The airline industry could have prepared for this and doubly prepared for the workers they laid off during the depths of the COVID crisis to find new jobs in new industries that would pay better wages and even allow many to find careers that would allow them to work from home.
I experienced this first-hand as I attempted to fly out of Amsterdam to London after attending the IIEX conference. I arrived a suggested 5 hours before my boarding time to find the line for security snaking out of the airport terminal, through a giant tent alongside the road.
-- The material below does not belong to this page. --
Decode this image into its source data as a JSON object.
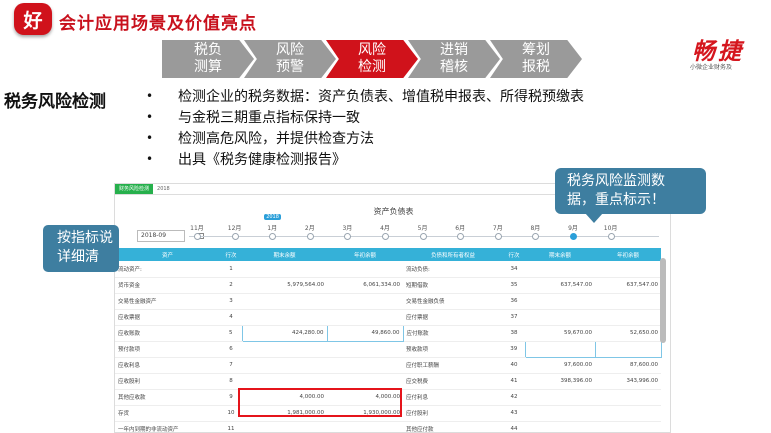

What should have been a 1 hour flight turned into a hellish 18+ hour journey, with lost luggage, and a migraine the size of a supernova to boot.
It also got me thinking about the utility of research and whether the airlines are using it right (if at all!)
2,000+ flights from major continental European airports were canceled during one week this month due to staff shortages, with Schiphol accounting for nearly 9%!
I spoke with an airport worker at Amsterdam’s Schiphol Airport to ask what she thought of it all and according to her, the airport recently offered to rehire the workers they laid off, but at a significantly lower wage. As you can imagine the workers essentially told the airport to shove that laughable offer right up their collective anuses (and rightfully so!)
Here’s two ideas: Pay your workers an equitable wage. It’s one of the most grueling occupations out there and they more than deserve it. There’s probably a lot more that could be done beyond increasing wages and a good way to start exploring solutions would be for the airports to conduct research with their current, former and prospective workers via an online community to ideate on what they could do to ensure a better working experience.
We know a thing or two about research and would be more than happy to help tackle this problem so if anyone out there has contacts in the airline industry- send them my way please and thank you!